A personal account of the Coronavirus lockdown in Spain.
I’m writing this, feeling like I have a lot to say. There is a lot going on in the world right now, we are all going through different things and experiencing different situations but yet we are all in this together.
As you probably know, I live in Spain, recently moved to Seville. A city in which I fell in love with about a year ago when I came here to do my CELTA qualification for teaching English. I moved to the city last September with dreams of tapas and wine in sunny squares with great friends, enjoying the laid- back lifestyle that southern Spain has to offer but instead we have found ourselves in quite the opposite situation and living here through a pandemic that has never happened before in our lifetime.
On March 14th, Spain went into full lockdown as the number of Covid-19 cases rapidly increased within a few days.
A week prior to this, I threw a surprise birthday party for my boyfriend, with all his friends from the UK flying over to surprise him and friends in Spain too. We were completely oblivious to what lay ahead of us just 7 days later when we were partying to 4 am in the morning and enjoying tapas the following day. Seven days later we went into one of the strictest lockdowns in Europe.
Like many others our lives have been flipped upside down, nothing was certain anymore. We were confined to our houses, only being allowed out for the supermarket, pharmacy or for medical needs. We ended up working from home, teaching online and our workload doubled. Don’t get me wrong I am immensely grateful to still have a job, and it’s nice to see my students still, but this work situation looks like it could still go on for the rest of the academic year.
My initial thought on lockdown was, ‘it was only going to be for 2 weeks, it would be fine. I always want to stay at home anyways so this is fine for me’. Oh…but how wrong could I have been?
The weeks passed, 2 weeks soon turned into a month, a month then turned into another extension of 3 more weeks. There was no end in sight and it started taking its toll. One thing I realised during this lockdown was that mental health is NO JOKE!!

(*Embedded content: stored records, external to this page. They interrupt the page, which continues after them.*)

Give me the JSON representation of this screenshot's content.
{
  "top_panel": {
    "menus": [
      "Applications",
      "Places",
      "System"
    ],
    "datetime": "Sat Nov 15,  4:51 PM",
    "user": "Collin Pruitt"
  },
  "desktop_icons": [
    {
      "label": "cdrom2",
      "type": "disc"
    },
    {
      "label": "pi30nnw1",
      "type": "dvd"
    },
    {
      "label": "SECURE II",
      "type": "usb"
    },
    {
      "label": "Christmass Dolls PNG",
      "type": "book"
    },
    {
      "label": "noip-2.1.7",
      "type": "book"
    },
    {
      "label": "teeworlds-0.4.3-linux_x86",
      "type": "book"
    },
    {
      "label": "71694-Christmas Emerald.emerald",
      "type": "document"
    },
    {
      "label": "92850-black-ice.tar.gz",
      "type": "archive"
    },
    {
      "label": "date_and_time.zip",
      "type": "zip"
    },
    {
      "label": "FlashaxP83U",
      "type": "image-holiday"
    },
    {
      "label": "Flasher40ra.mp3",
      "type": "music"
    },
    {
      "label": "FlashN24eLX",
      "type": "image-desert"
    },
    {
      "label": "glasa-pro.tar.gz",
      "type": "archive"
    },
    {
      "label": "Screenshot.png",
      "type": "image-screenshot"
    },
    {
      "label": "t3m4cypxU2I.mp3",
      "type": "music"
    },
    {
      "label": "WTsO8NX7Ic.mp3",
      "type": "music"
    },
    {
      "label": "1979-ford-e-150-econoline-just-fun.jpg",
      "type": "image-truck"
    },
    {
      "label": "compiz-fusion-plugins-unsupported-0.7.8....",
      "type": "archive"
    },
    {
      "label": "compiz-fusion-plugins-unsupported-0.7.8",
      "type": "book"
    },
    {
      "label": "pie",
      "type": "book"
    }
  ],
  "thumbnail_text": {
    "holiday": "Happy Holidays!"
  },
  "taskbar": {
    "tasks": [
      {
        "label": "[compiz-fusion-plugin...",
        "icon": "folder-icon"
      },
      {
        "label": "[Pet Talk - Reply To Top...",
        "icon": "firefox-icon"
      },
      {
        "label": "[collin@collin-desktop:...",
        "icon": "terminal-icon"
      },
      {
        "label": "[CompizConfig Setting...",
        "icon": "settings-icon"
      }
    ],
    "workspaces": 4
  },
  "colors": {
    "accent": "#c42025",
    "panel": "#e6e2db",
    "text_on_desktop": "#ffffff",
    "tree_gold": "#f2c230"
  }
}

I struggled a couple of times and cried quite a few tears but week 5 was one of the worse times. Our neighbours were having parties all the time, shouting right outside our window for about 8 hours a day at the weekend. It made me feel even more like a prisoner in my own home, they had no empathy for anyone else that lived in this small courtyard, not for us who were working, the family with a baby, the older residents or another family who have made it quite clear they want to keep their distance because of what was going on. Work was exhausting, planning our classes took double the amount of time, and we had the extra pressure of knowing students could quit at any moment.
All I longed for was to go out for a walk and get some fresh air, but it wasn’t possible. After nearly 6 years of living abroad, I broke down into tears, saying I wanted to go home, back to the U.K. We started looking at flights and ways of getting out of the country. There were either flights from Gibraltar to Heathrow, or we would have to get to Madrid or Barcelona for a flight. The other option we looked into was to buy a cheap car and drive up to France and get back to the UK that way. But it just seemed like a silly idea.
Then miraculously the dark tunnel started to have some light at the end of it. The numbers in Spain started dropping, there was news of relaxation on the lockdown and then it was confirmed. From May 2nd we would be allowed out for a walk/exercise once a day during the hours of 6 am to 10 am or 8 pm to 11 pm. It’s all I had been longing for, some freedom.
The day arrived and I was so excited (although I ruined it slightly from being ridiculously hungover from a zoom quiz the night before). The weather had turned hot overnight, so that made things even better. We went out in the evening time slot as we’ve become nocturnal during this lockdown.
When we usually leave our house, we are instantly met with the hustle and bustle of central Seville, but yesterday we walked out to only a few people. One of the first people we met was a young girl on a bike, with the biggest smile of her face, we cheered for her as she rode past happily. As we got more out into the centre, there were more people, an exciting atmosphere was over us, people were so happy to have their ounce of freedom back and you could feel it in the air.
I felt overwhelmed but also super happy. It was surreal. As we wandered through the streets, we saw friends and families reuniting from across the street or from balconies above. Their joy was wonderful to see.
We wandered around the narrow streets of Santa Cruz (the Jewish quarter), sat in empty squares that are usually full of tourists enjoying tapas, and just listened to the peace and quiet of the city and the birds singing from the trees.
There was a sense of community when we got the neighbourhood of ‘El Arenal’ people were on their balconies, hitting pots and pans for everyone down below, showing their shared excitement. It was an hour after our evening applause for the careworkers (which we have done every night at 8 pm for 7 weeks).
We wandered down to ‘Alameda’ and saw groups of friends reuniting in big circles at a distance, blowing kisses to one another, instead of the typical kiss on each cheek.
On Calle Feria, we saw a rooftop with disco lights and flamenco music being played, the occupants were obviously celebrating the Feria which would have been this weekend.
I can just hope that we all come out of this with an extra appreciation for the things we have in our lives. Be gentle with yourselves, you really don’t need to prove anything during this time. Do what you need to do and remember it’s completely OK to feel exactly how you are feeling.